Positives: Made his major league debut June 8 against the Cubs….hit .329 from August 1 on while starting 50 games in that stretch….hit .415 with a 1.179 OPS in the last two weeks of the season….hit .321 with four home runs against left-handers….hit .356 with a .959 OPS at Busch Stadium….hit .350 in September….hit .304 as a starter but had a 1.133 OPS as a sub….hit .333 when he led off a game and .320 when he led off an inning….hit .345 hitting second….had a .974 OPS when he hit the first pitch….had a 1.010 OPS when there were no balls in the count….hit .283 when the pitcher was ahead….had a 1.099 OPS in close and late situations….hit .406 with a 1.249 OPS with one out in an inning….eight of his home runs came in high or medium leverage situations….hit .367 in high leverage spots….had a 1.000 OPS or better in the first and second innings….had a .923 OPS against starters….slashed .413/.453/.725 against power pitchers….hit .347 with three homers against the Cubs….hit .314 in day games….forced Matt Carpenter to a part-time role (well, Carpenter had some part in that as well)….hit .305 with seven homers before his callup at Memphis.
Negatives: Walked less than five percent of the time….had a .761 OPS away from St. Louis, even though seven of his home runs came on the road….hit .256 with a .680 OPS in July….hit just .231 as a pinch-hitter but did have a triple and a homer in those 14 plate appearances….hit .225 when he got two strikes on him….hit .196 with two outs in a frame….hit .208 with runners in scoring position….that dropped to .152 when there were two outs and RISP….hit .224 when the team was ahead….hit .191 when the teams were separated by more than four runs….had a .707 OPS in low leverage situations….had a .545 OPS in the ninth inning….hit .248 against relievers the first time around in a game….hit .214 at Miller Park.
Overview: Edman opened some eyes with a good spring and with the offense sputtering in May, the clamor from the fan base to see what he could do only grew. Edman quickly played himself into regular playing time, even though some of that time was in the outfield while people like Lane Thomas sat and Randy Arozarena played at Memphis. Mike Shildt knew what he was done, even as he played Edman through his July slump, and the infielder/outfielder rewarded him with some of the most consistent play this team had from August on. At points in July, fans wondered why Edman got to be out there every day. By September, they were complaining if he was sitting on the bench for a game.
His versatility was an asset, of course, but the biggest contribution he made was shoring up third base when Matt Carpenter never could get on track. Not only did he hit better than Carpenter, his glove was an upgrade as well. Edman isn’t likely to ever win a fielding award but he doesn’t hurt you at any position and made some wonderful plays at the hot corner. If it weren’t for him, you wonder if the Cardinals might be more aggressive looking for a third baseman this winter. (Probably not, but you wonder.)

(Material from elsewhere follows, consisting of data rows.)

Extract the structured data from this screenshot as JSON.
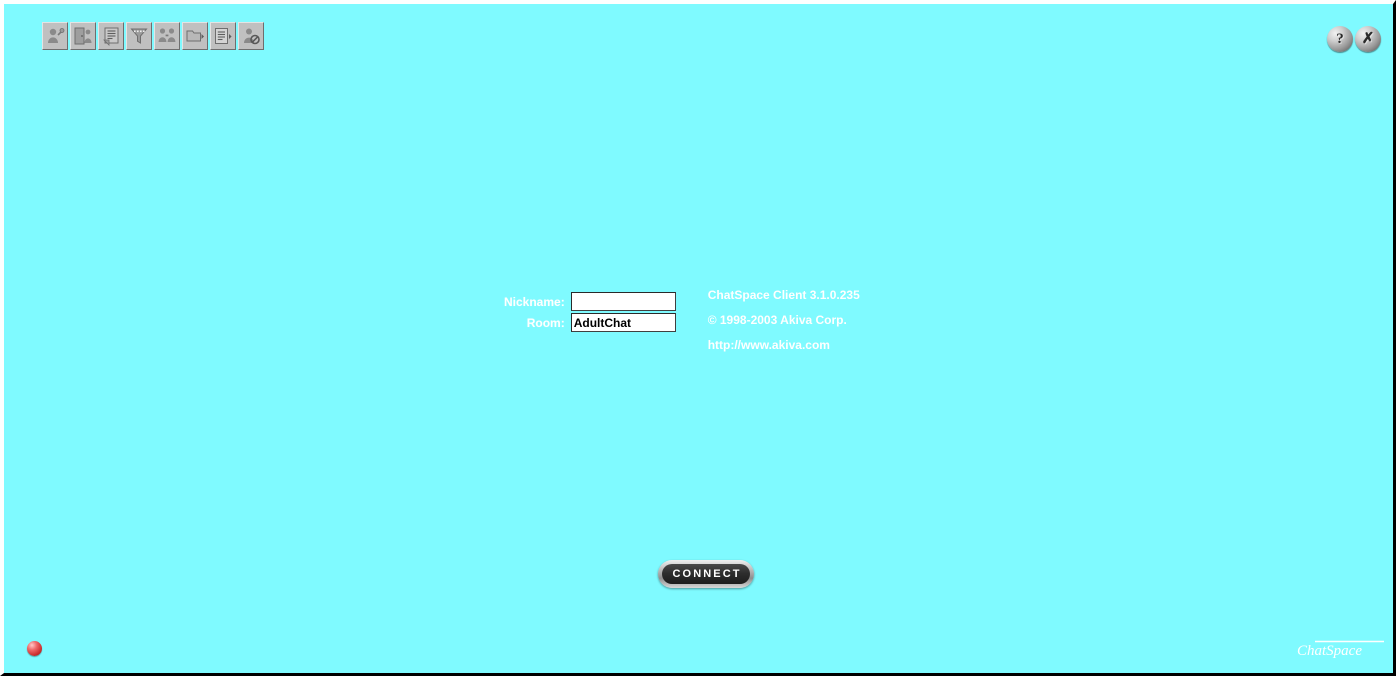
{
  "window": {
    "title": "ChatSpace Client",
    "background_color": "#7ffaff",
    "border_color_light": "#ffffff",
    "border_color_dark": "#000000"
  },
  "toolbar": {
    "buttons": [
      {
        "name": "user-profile-icon",
        "tooltip": "Profile"
      },
      {
        "name": "exit-door-icon",
        "tooltip": "Exit Room"
      },
      {
        "name": "message-list-icon",
        "tooltip": "Messages"
      },
      {
        "name": "filter-funnel-icon",
        "tooltip": "Filter"
      },
      {
        "name": "people-group-icon",
        "tooltip": "Members"
      },
      {
        "name": "folder-dropdown-icon",
        "tooltip": "Rooms"
      },
      {
        "name": "notepad-dropdown-icon",
        "tooltip": "Logs"
      },
      {
        "name": "ignore-user-icon",
        "tooltip": "Ignore"
      }
    ]
  },
  "topright": {
    "buttons": [
      {
        "name": "help-button",
        "glyph": "?",
        "tooltip": "Help"
      },
      {
        "name": "tools-button",
        "glyph": "✗",
        "tooltip": "Tools"
      }
    ]
  },
  "login": {
    "nickname_label": "Nickname:",
    "nickname_value": "",
    "nickname_placeholder": "",
    "room_label": "Room:",
    "room_value": "AdultChat",
    "room_placeholder": ""
  },
  "about": {
    "version_line": "ChatSpace Client 3.1.0.235",
    "copyright_line": "© 1998-2003 Akiva Corp.",
    "url_line": "http://www.akiva.com",
    "text_color": "#ffffff"
  },
  "connect": {
    "label": "CONNECT"
  },
  "status": {
    "led_name": "disconnected-status-led",
    "led_color": "#cc2f2f"
  },
  "brand": {
    "logo_text": "ChatSpace"
  }
}
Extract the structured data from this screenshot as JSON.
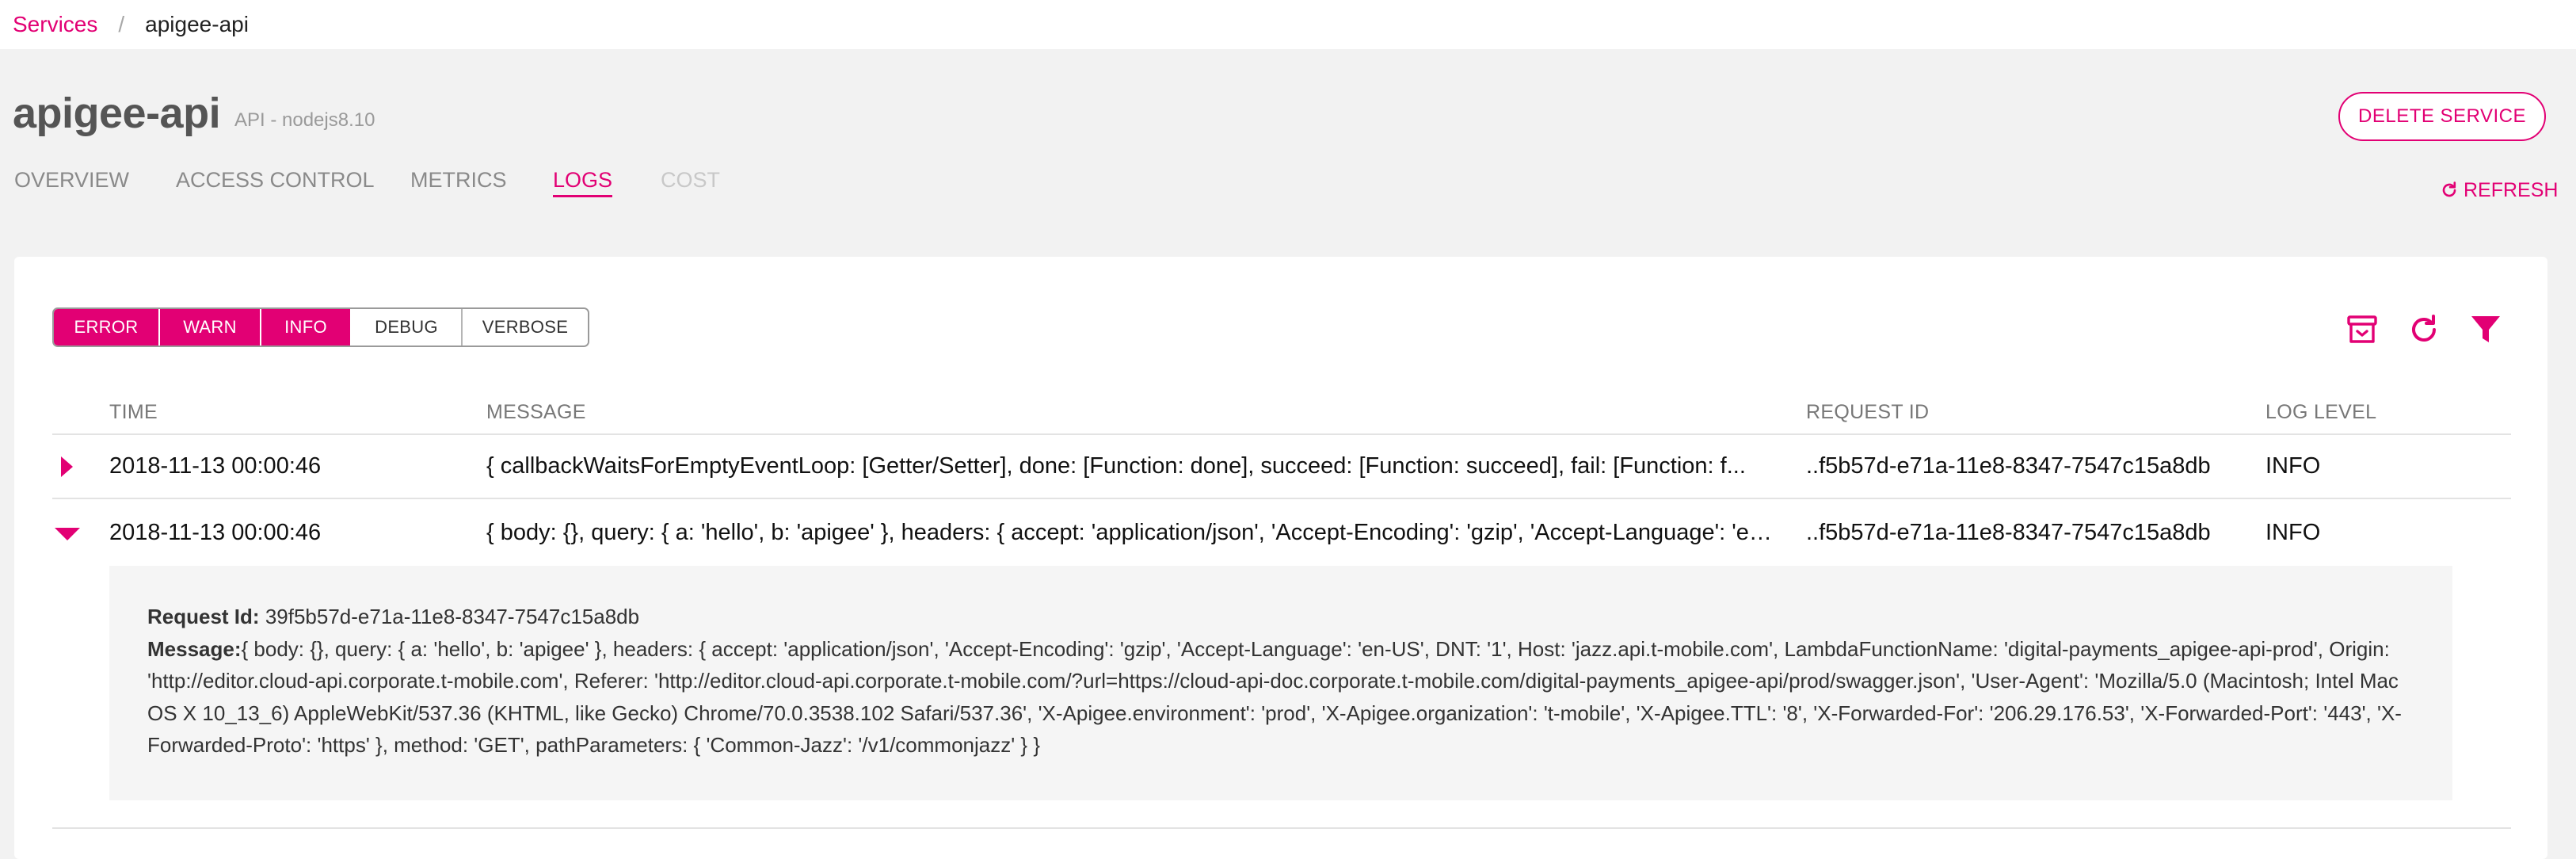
{
  "breadcrumb": {
    "root": "Services",
    "separator": "/",
    "current": "apigee-api"
  },
  "service": {
    "name": "apigee-api",
    "subtitle": "API - nodejs8.10"
  },
  "tabs": [
    {
      "label": "OVERVIEW"
    },
    {
      "label": "ACCESS CONTROL"
    },
    {
      "label": "METRICS"
    },
    {
      "label": "LOGS"
    },
    {
      "label": "COST"
    }
  ],
  "actions": {
    "delete_label": "DELETE SERVICE",
    "refresh_label": "REFRESH"
  },
  "filters": [
    {
      "label": "ERROR",
      "active": true
    },
    {
      "label": "WARN",
      "active": true
    },
    {
      "label": "INFO",
      "active": true
    },
    {
      "label": "DEBUG",
      "active": false
    },
    {
      "label": "VERBOSE",
      "active": false
    }
  ],
  "toolbar_icons": [
    "archive-icon",
    "refresh-icon",
    "filter-icon"
  ],
  "table": {
    "columns": [
      "TIME",
      "MESSAGE",
      "REQUEST ID",
      "LOG LEVEL"
    ],
    "rows": [
      {
        "expanded": false,
        "time": "2018-11-13 00:00:46",
        "message": "{ callbackWaitsForEmptyEventLoop: [Getter/Setter], done: [Function: done], succeed: [Function: succeed], fail: [Function: f...",
        "request_id": "..f5b57d-e71a-11e8-8347-7547c15a8db",
        "level": "INFO"
      },
      {
        "expanded": true,
        "time": "2018-11-13 00:00:46",
        "message": "{ body: {}, query: { a: 'hello', b: 'apigee' }, headers: { accept: 'application/json', 'Accept-Encoding': 'gzip', 'Accept-Language': 'en...",
        "request_id": "..f5b57d-e71a-11e8-8347-7547c15a8db",
        "level": "INFO"
      }
    ]
  },
  "detail": {
    "request_id_label": "Request Id:",
    "request_id_value": "39f5b57d-e71a-11e8-8347-7547c15a8db",
    "message_label": "Message:",
    "message_value": "{ body: {}, query: { a: 'hello', b: 'apigee' }, headers: { accept: 'application/json', 'Accept-Encoding': 'gzip', 'Accept-Language': 'en-US', DNT: '1', Host: 'jazz.api.t-mobile.com', LambdaFunctionName: 'digital-payments_apigee-api-prod', Origin: 'http://editor.cloud-api.corporate.t-mobile.com', Referer: 'http://editor.cloud-api.corporate.t-mobile.com/?url=https://cloud-api-doc.corporate.t-mobile.com/digital-payments_apigee-api/prod/swagger.json', 'User-Agent': 'Mozilla/5.0 (Macintosh; Intel Mac OS X 10_13_6) AppleWebKit/537.36 (KHTML, like Gecko) Chrome/70.0.3538.102 Safari/537.36', 'X-Apigee.environment': 'prod', 'X-Apigee.organization': 't-mobile', 'X-Apigee.TTL': '8', 'X-Forwarded-For': '206.29.176.53', 'X-Forwarded-Port': '443', 'X-Forwarded-Proto': 'https' }, method: 'GET', pathParameters: { 'Common-Jazz': '/v1/commonjazz' } }"
  },
  "colors": {
    "accent": "#e20074",
    "page_bg": "#f2f2f2",
    "card_bg": "#ffffff",
    "detail_bg": "#f5f5f5"
  }
}
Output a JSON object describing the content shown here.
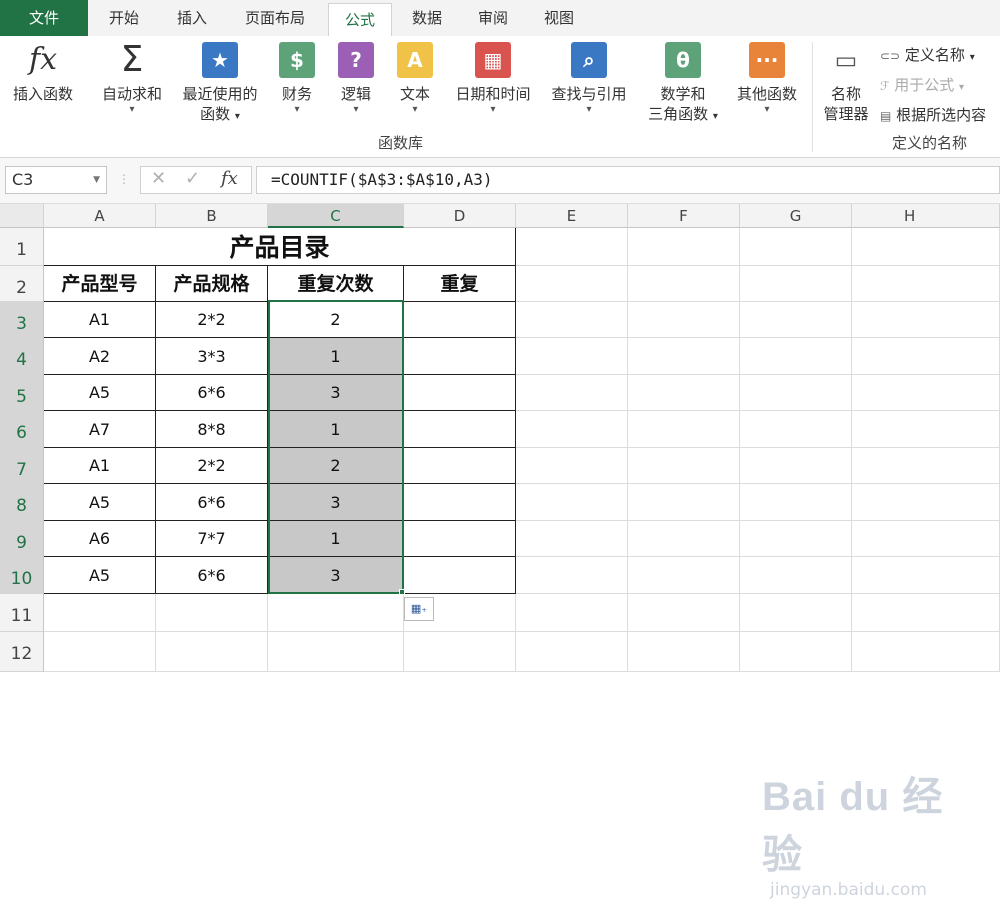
{
  "tabs": [
    {
      "label": "文件"
    },
    {
      "label": "开始"
    },
    {
      "label": "插入"
    },
    {
      "label": "页面布局"
    },
    {
      "label": "公式"
    },
    {
      "label": "数据"
    },
    {
      "label": "审阅"
    },
    {
      "label": "视图"
    }
  ],
  "ribbon": {
    "insert_function": "插入函数",
    "autosum": "自动求和",
    "recent": [
      "最近使用的",
      "函数"
    ],
    "finance": "财务",
    "logic": "逻辑",
    "text": "文本",
    "datetime": "日期和时间",
    "lookup": "查找与引用",
    "math": [
      "数学和",
      "三角函数"
    ],
    "other": "其他函数",
    "group_label": "函数库",
    "name_manager": [
      "名称",
      "管理器"
    ],
    "define_name": "定义名称",
    "use_in_formula": "用于公式",
    "create_from_selection": "根据所选内容",
    "names_group_label": "定义的名称"
  },
  "formula_bar": {
    "name_box": "C3",
    "formula": "=COUNTIF($A$3:$A$10,A3)"
  },
  "columns": [
    "A",
    "B",
    "C",
    "D",
    "E",
    "F",
    "G",
    "H"
  ],
  "rows": [
    "1",
    "2",
    "3",
    "4",
    "5",
    "6",
    "7",
    "8",
    "9",
    "10",
    "11",
    "12"
  ],
  "sheet": {
    "title": "产品目录",
    "headers": [
      "产品型号",
      "产品规格",
      "重复次数",
      "重复"
    ],
    "data": [
      [
        "A1",
        "2*2",
        "2",
        ""
      ],
      [
        "A2",
        "3*3",
        "1",
        ""
      ],
      [
        "A5",
        "6*6",
        "3",
        ""
      ],
      [
        "A7",
        "8*8",
        "1",
        ""
      ],
      [
        "A1",
        "2*2",
        "2",
        ""
      ],
      [
        "A5",
        "6*6",
        "3",
        ""
      ],
      [
        "A6",
        "7*7",
        "1",
        ""
      ],
      [
        "A5",
        "6*6",
        "3",
        ""
      ]
    ]
  },
  "watermark": {
    "big": "Bai du 经验",
    "small": "jingyan.baidu.com"
  },
  "colors": {
    "accent": "#217346",
    "selection": "#c8c8c8"
  }
}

Outlook: The question with Edman is, of course, can he keep it up. He’s got a better minor league track record than other scrappy middle infield types in Cardinal history (like Joe McEwing, Bo Hart, and current first base coach Stubby Clapp) and he’s done it for a long period of time in the major leagues as well. That said, baseball is littered with solid rookie performances that never amounted to anything else. Right now, the Cardinals seem to project Edman as a poor man’s Ben Zobrist, a guy that can play five positions. Hopefully his bat will continue to be strong enough that he can regularly play, but the walk rate probably needs to increase. Edman is a smart player and it wouldn’t surprise me if, like Paul DeJong, he continues to work on increasing the walk rate.
Edman’s contributions this year were a surprise and a large reason why the Cardinals made in to the NLCS this season. He’ll be counted on to be part of the equation in 2020, so any falloff in performance could be a problem for the Redbirds. Still, there’s plenty of reason to think that Edman will be a solid contributor next season and, hopefully, will work on his shortstop game enough to be a reliable backup there, allowing DeJong some days off. Edman will be in the spotlight next season. How he reacts will be a fascinating thing to watch.